*Directions for this task*: Each entry must be output once more without any change.

*Dataset excerpts*:
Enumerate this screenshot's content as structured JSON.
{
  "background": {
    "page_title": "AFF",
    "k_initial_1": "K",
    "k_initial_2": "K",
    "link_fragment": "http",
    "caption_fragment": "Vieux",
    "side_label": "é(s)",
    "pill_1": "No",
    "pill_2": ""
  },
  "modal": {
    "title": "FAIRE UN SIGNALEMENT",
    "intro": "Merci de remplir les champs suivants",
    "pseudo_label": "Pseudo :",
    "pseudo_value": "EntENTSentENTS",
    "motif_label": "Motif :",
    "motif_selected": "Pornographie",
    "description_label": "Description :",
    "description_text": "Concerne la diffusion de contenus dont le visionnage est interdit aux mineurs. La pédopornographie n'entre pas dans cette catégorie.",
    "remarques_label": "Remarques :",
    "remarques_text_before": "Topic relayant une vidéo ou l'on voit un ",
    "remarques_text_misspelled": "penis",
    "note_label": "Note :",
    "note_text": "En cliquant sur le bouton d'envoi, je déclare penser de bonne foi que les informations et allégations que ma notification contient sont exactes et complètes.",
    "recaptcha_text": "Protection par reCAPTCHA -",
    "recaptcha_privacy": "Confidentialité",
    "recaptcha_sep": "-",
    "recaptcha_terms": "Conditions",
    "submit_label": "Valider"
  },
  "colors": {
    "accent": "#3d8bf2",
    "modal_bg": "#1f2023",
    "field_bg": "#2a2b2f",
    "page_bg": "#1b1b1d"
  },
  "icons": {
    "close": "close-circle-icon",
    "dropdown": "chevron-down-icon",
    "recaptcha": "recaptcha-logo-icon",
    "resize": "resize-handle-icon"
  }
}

*Answer section*:
Enumerate this screenshot's content as structured JSON.
{
  "background": {
    "page_title": "AFF",
    "k_initial_1": "K",
    "k_initial_2": "K",
    "link_fragment": "http",
    "caption_fragment": "Vieux",
    "side_label": "é(s)",
    "pill_1": "No",
    "pill_2": ""
  },
  "modal": {
    "title": "FAIRE UN SIGNALEMENT",
    "intro": "Merci de remplir les champs suivants",
    "pseudo_label": "Pseudo :",
    "pseudo_value": "EntENTSentENTS",
    "motif_label": "Motif :",
    "motif_selected": "Pornographie",
    "description_label": "Description :",
    "description_text": "Concerne la diffusion de contenus dont le visionnage est interdit aux mineurs. La pédopornographie n'entre pas dans cette catégorie.",
    "remarques_label": "Remarques :",
    "remarques_text_before": "Topic relayant une vidéo ou l'on voit un ",
    "remarques_text_misspelled": "penis",
    "note_label": "Note :",
    "note_text": "En cliquant sur le bouton d'envoi, je déclare penser de bonne foi que les informations et allégations que ma notification contient sont exactes et complètes.",
    "recaptcha_text": "Protection par reCAPTCHA -",
    "recaptcha_privacy": "Confidentialité",
    "recaptcha_sep": "-",
    "recaptcha_terms": "Conditions",
    "submit_label": "Valider"
  },
  "colors": {
    "accent": "#3d8bf2",
    "modal_bg": "#1f2023",
    "field_bg": "#2a2b2f",
    "page_bg": "#1b1b1d"
  },
  "icons": {
    "close": "close-circle-icon",
    "dropdown": "chevron-down-icon",
    "recaptcha": "recaptcha-logo-icon",
    "resize": "resize-handle-icon"
  }
}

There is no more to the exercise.